18 April 2008

Speaking of Tornadoes

TMcD blogs about the Nashville Tornado that narrowly missed him 10 years ago. I wasn't in Nashvegas for that event, but I remember TMcD's telling of the tale from back then quite vividly. But reading that post got me thinking about my own Tornado experience, and realising that in these days of the 21st century interwebs, I could probably now look up pictures and read about an event from 20 years ago that was probably formative for me in some way. 

I now discover that today the event is called 'The Red River Valley Tornado Outbreak'. It occurred on 10 April 1979 and involved a total of 13 tornadoes. At the time, we lived in in the red river valley, very near to Wichita Falls. The 3 Tornadoes that hit Wichita falls (they came together to form one massive cell and basically marched through town), left 20,000 people homeless, injured 1,700, and killed 45 people. 10 more people were also killed by the Vernon tornado, and 3 in by the Lawton tornado. 

Online there is, of course, lots of good information, an amazing map,unbelievable pictures, entire websites devoted to the event, and even a 2005 AP article describing the impact of the inspection of the Wichita Falls ruins on future Tornado safety. 

My own memories are obviously filtered through the eyes of a 7 year old. We lived in a farmhouse at the end of a dirt road surrounded by mesquite trees and cows. Nearby was Electra, TX, current population 3,000 and couldn't have been much bigger back then. At that point in my life, then, Wichita Falls was 'the city', the place you went to buy things, the place with lots of traffic and street lights and noise and people. And this event equated in my head to the total destruction of that place. What imprinted itself in my head were NOT the pictures of the Tornadoes themselves, as I had seen lot of dark black funnel clouds in my life - dashing from the house to the cellar was a routine affair at that time. But the pictures of the devastation afterwards, of block after city block of houses simply gone aside from 1 closet or a bathroom - that was something I just couldn't grasp. And more than the pictures, I still remember all the stories that circulated afterwards: the near misses, the missing persons, the coke bottles blown through someone's leg, the 2x4 through someone's arm...

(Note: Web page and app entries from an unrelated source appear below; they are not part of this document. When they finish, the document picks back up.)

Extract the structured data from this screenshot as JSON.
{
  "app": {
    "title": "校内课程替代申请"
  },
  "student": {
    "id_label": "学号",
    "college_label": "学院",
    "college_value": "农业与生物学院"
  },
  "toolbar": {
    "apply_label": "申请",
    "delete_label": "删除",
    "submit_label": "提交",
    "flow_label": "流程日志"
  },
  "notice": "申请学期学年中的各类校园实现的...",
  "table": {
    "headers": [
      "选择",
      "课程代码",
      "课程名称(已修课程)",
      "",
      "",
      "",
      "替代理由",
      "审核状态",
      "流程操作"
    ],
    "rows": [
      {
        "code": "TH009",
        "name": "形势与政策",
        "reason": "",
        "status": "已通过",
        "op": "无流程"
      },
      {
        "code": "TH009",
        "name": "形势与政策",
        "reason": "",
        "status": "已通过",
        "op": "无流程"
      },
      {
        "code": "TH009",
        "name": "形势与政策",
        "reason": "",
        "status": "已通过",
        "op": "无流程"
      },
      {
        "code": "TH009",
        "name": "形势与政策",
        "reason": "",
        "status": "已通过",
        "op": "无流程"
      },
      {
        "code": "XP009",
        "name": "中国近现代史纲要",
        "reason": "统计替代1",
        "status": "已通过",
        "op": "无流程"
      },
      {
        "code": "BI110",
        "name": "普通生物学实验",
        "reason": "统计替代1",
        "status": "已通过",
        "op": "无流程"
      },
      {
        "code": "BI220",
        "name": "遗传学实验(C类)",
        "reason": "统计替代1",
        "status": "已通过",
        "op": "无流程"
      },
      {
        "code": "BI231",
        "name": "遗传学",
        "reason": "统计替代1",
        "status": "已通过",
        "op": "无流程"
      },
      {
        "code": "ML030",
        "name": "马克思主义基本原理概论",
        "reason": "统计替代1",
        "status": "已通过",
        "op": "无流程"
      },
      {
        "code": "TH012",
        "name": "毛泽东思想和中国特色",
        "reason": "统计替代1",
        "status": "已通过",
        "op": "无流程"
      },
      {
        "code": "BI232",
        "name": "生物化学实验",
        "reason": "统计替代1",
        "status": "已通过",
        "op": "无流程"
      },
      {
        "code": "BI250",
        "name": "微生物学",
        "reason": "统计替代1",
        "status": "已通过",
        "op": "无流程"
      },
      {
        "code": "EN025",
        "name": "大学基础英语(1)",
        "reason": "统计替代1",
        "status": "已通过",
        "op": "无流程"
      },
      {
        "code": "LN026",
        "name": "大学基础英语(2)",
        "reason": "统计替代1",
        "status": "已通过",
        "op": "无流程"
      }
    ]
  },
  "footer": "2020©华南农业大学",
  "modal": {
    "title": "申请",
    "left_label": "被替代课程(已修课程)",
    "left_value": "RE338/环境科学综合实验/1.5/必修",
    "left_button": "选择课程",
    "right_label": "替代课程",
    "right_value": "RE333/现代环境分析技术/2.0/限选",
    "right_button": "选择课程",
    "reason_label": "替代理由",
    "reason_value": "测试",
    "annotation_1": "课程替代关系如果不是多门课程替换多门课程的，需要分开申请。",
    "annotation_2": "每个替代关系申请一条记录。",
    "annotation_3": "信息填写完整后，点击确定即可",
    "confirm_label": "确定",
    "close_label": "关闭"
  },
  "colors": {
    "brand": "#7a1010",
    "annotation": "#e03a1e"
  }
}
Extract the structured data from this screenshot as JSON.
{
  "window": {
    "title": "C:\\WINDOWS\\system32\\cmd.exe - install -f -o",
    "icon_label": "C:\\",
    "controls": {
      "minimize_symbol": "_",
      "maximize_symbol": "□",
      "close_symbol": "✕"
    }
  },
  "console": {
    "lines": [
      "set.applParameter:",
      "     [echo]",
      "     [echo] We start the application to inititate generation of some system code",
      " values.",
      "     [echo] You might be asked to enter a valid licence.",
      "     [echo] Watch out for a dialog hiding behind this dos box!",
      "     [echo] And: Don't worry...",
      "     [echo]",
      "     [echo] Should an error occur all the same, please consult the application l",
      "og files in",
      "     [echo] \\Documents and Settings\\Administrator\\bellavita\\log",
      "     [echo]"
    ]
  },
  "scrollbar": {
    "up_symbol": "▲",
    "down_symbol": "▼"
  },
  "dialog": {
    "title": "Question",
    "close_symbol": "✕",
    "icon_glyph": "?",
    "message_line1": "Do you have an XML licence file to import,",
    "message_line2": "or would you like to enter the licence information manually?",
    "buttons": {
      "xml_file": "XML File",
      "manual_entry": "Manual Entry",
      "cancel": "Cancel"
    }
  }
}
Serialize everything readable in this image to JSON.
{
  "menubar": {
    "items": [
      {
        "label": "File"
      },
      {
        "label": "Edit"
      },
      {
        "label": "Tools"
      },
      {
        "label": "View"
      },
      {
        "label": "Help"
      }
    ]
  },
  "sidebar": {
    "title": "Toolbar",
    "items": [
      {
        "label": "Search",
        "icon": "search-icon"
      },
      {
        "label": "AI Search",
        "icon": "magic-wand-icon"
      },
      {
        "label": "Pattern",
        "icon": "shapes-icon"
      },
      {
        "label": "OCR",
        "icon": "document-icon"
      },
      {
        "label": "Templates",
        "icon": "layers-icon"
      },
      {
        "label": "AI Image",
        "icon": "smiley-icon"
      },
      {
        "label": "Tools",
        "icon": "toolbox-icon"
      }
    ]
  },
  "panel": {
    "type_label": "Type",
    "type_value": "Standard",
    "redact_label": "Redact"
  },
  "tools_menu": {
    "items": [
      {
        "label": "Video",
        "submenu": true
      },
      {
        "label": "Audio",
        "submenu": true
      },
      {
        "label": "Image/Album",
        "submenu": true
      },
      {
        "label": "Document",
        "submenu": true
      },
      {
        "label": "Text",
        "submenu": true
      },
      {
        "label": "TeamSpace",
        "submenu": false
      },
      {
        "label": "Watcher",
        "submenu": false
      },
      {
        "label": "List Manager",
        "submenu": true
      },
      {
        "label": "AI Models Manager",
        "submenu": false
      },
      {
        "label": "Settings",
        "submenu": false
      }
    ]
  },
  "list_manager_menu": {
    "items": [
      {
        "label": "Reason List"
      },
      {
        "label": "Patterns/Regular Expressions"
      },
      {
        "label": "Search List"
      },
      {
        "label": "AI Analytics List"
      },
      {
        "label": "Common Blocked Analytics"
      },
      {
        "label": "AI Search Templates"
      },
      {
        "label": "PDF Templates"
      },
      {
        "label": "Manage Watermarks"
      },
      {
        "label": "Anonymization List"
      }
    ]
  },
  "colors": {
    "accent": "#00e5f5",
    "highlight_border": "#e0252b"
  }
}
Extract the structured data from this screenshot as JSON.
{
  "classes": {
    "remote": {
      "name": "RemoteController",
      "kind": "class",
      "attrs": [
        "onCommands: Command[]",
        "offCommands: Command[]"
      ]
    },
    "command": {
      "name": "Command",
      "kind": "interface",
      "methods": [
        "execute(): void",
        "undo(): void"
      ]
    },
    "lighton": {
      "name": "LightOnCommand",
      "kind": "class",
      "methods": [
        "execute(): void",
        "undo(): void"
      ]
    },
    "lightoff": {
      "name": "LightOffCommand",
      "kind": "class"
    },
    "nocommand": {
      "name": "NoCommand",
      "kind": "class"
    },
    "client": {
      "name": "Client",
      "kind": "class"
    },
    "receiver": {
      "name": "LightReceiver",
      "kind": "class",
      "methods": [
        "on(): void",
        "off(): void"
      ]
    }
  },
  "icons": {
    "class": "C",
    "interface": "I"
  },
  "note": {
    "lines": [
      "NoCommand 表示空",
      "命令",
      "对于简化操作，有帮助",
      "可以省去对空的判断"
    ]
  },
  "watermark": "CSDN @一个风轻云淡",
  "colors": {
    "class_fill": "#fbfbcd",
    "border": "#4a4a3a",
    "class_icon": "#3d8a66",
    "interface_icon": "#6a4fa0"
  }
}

I also remember how badly the event messed up the adults. In small towns near small towns, everybody knows everybody, and therefore everybody had friends or friends of friends who were directly affected by the tornado (loss of home, loss of life, often both). I vividly recall an event some months after the 13 tornado catastrophe: as was usual for the time, my parents were at a huge party at the house of friends who also lived out in the country. A tornado came through, so we all crammed into the cellar, the bathroom, etc., and waited for it to pass. It rattled the windows and passed by without causing damage. Afterwards, there was some new girlfriend of someone at the party who was studying psychology and had learned something (a little knowledge is dangerous) about trauma and children, and therefore she wanted to 'interview me' about my feelings/emotions/thoughts about the event so that she could match up my reactions and her observations with what the textbook said. I remember being very conscious at the time of the fact that it was she who was fucked up and scared to death, and also of the fact that she couldn't see that I was a reflective conscious being in this process - that I could see what she was doing, and was not merely a passive object to be observed. I wasn't mad at her, but it made me worry that this long after the the big tornado the adults still didn't have it together.

1 comment:

Number Three said...

That's a great story. Especially the part where, when you're 7, you realize that the adults don't really have it together. I remember that kind of feeling a few times, too.